I chose to handle procrastination in reverse order since many people don’t consider procrastination to be a serious problem. They fail to recognize the long-term physical, social, emotional, and spiritual toll habitual procrastination can have on themselves, and in so doing they resemble people who, though sick, are unaware of the sickness, only to have to deal with the consequences of the sickness when it is too late.
In other words, procrastination, the guilty feelings about failing to do what we intended to do, arise from poor judgment, poor self-control, and a failure to face squarely our own problems. In spiritual terms, we could say there is a lack of discernment, asceticism, and courage.
When we are tired, we become less aware of ourselves and what we are doing. When we are anxious, we are too worried about the future to be concerned with controlling ourselves in the present.
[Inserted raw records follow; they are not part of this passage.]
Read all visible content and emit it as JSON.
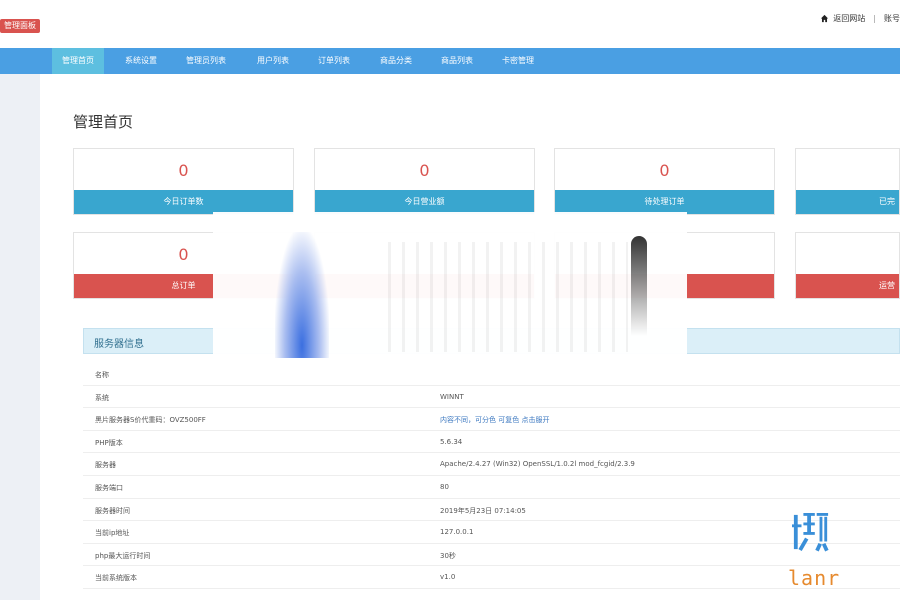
{
  "header": {
    "badge": "管理面板",
    "back_link": "返回网站",
    "separator": "|",
    "account_prefix": "账号"
  },
  "nav": {
    "items": [
      {
        "label": "管理首页",
        "active": true
      },
      {
        "label": "系统设置"
      },
      {
        "label": "管理员列表"
      },
      {
        "label": "用户列表"
      },
      {
        "label": "订单列表"
      },
      {
        "label": "商品分类"
      },
      {
        "label": "商品列表"
      },
      {
        "label": "卡密管理"
      }
    ]
  },
  "page": {
    "title": "管理首页"
  },
  "cards_row1": [
    {
      "value": "0",
      "label": "今日订单数"
    },
    {
      "value": "0",
      "label": "今日营业额"
    },
    {
      "value": "0",
      "label": "待处理订单"
    },
    {
      "value": "",
      "label": "已完"
    }
  ],
  "cards_row2": [
    {
      "value": "0",
      "label": "总订单"
    },
    {
      "value": "",
      "label": ""
    },
    {
      "value": "",
      "label": ""
    },
    {
      "value": "",
      "label": "运营"
    }
  ],
  "server": {
    "title": "服务器信息",
    "rows": [
      {
        "label": "名称",
        "value": ""
      },
      {
        "label": "系统",
        "value": "WINNT"
      },
      {
        "label": "黑片服务器S价代重码：OVZ500FF",
        "value": "内容不同，可分色 可复色 点击服开"
      },
      {
        "label": "PHP版本",
        "value": "5.6.34"
      },
      {
        "label": "服务器",
        "value": "Apache/2.4.27 (Win32) OpenSSL/1.0.2l mod_fcgid/2.3.9"
      },
      {
        "label": "服务端口",
        "value": "80"
      },
      {
        "label": "服务器时间",
        "value": "2019年5月23日 07:14:05"
      },
      {
        "label": "当前ip地址",
        "value": "127.0.0.1"
      },
      {
        "label": "php最大运行时间",
        "value": "30秒"
      },
      {
        "label": "当前系统版本",
        "value": "v1.0"
      }
    ]
  },
  "brand": {
    "glyph": "懒",
    "text": "lanr"
  },
  "colors": {
    "nav": "#4a9fe3",
    "active_tab": "#5dbfe0",
    "blue_bar": "#39a6cf",
    "red": "#d9534f"
  }
}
When we are depressed, we are often so wrapped up in our past failures that present goals, such as self-control, seem pointless.
"Put simply, impulsivity, that quintessentially corrupted power of choice, is related to sin, to missing the mark. The remembrance of irrational pleasure (παρὰ λόγον ἡδονή) and the pursuit of irrational pleasure, however, always bring the pain of regret that those who are impulsive know so well."
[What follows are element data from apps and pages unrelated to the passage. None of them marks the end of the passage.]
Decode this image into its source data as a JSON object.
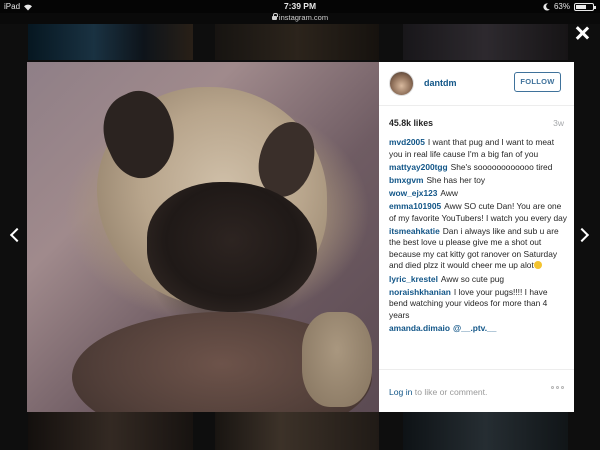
{
  "status_bar": {
    "device": "iPad",
    "time": "7:39 PM",
    "battery": "63%",
    "battery_level": 0.63,
    "url": "instagram.com"
  },
  "modal": {
    "username": "dantdm",
    "follow_label": "FOLLOW",
    "likes": "45.8k likes",
    "age": "3w",
    "comments": [
      {
        "user": "mvd2005",
        "text": "I want that pug and I want to meat you in real life cause I'm a big fan of you"
      },
      {
        "user": "mattyay200tgg",
        "text": "She's soooooooooooo tired"
      },
      {
        "user": "bmxgvm",
        "text": "She has her toy"
      },
      {
        "user": "wow_ejx123",
        "text": "Aww"
      },
      {
        "user": "emma101905",
        "text": "Aww SO cute Dan! You are one of my favorite YouTubers! I watch you every day"
      },
      {
        "user": "itsmeahkatie",
        "text": "Dan i always like and sub u are the best love u please give me a shot out because my cat kitty got ranover on Saturday and died plzz it would cheer me up alot"
      },
      {
        "user": "lyric_krestel",
        "text": "Aww so cute pug"
      },
      {
        "user": "noraishkhanian",
        "text": "I love your pugs!!!! I have bend watching your videos for more than 4 years"
      },
      {
        "user": "amanda.dimaio",
        "text": "@__.ptv.__"
      }
    ],
    "login_link": "Log in",
    "login_suffix": " to like or comment."
  }
}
This God-bestowed gift of patience is required to no longer be subject to the impulsive desires swirling in our hearts. Patience affords us the opportunity to break out of the gratification-filled desires of the present and reflect upon both similar past actions and the future consequences of potential impulsive acts. In that sacred space created by holy patience, we can find another luminous path leading not to the object of our impulse, but to Christ Himself.
In our ever-changing, fast-paced contemporary world that rewards Type-A aggressive behavior and a results-oriented lifestyle, impulsivity can become our default mode for interacting with the world. This “ready-fire-aim” approach to life can be framed as quick reflexes and speedy adaptation needed for success and getting ahead. Of course, if one’s gut reactions are wrong, that same approach can be one’s ruin.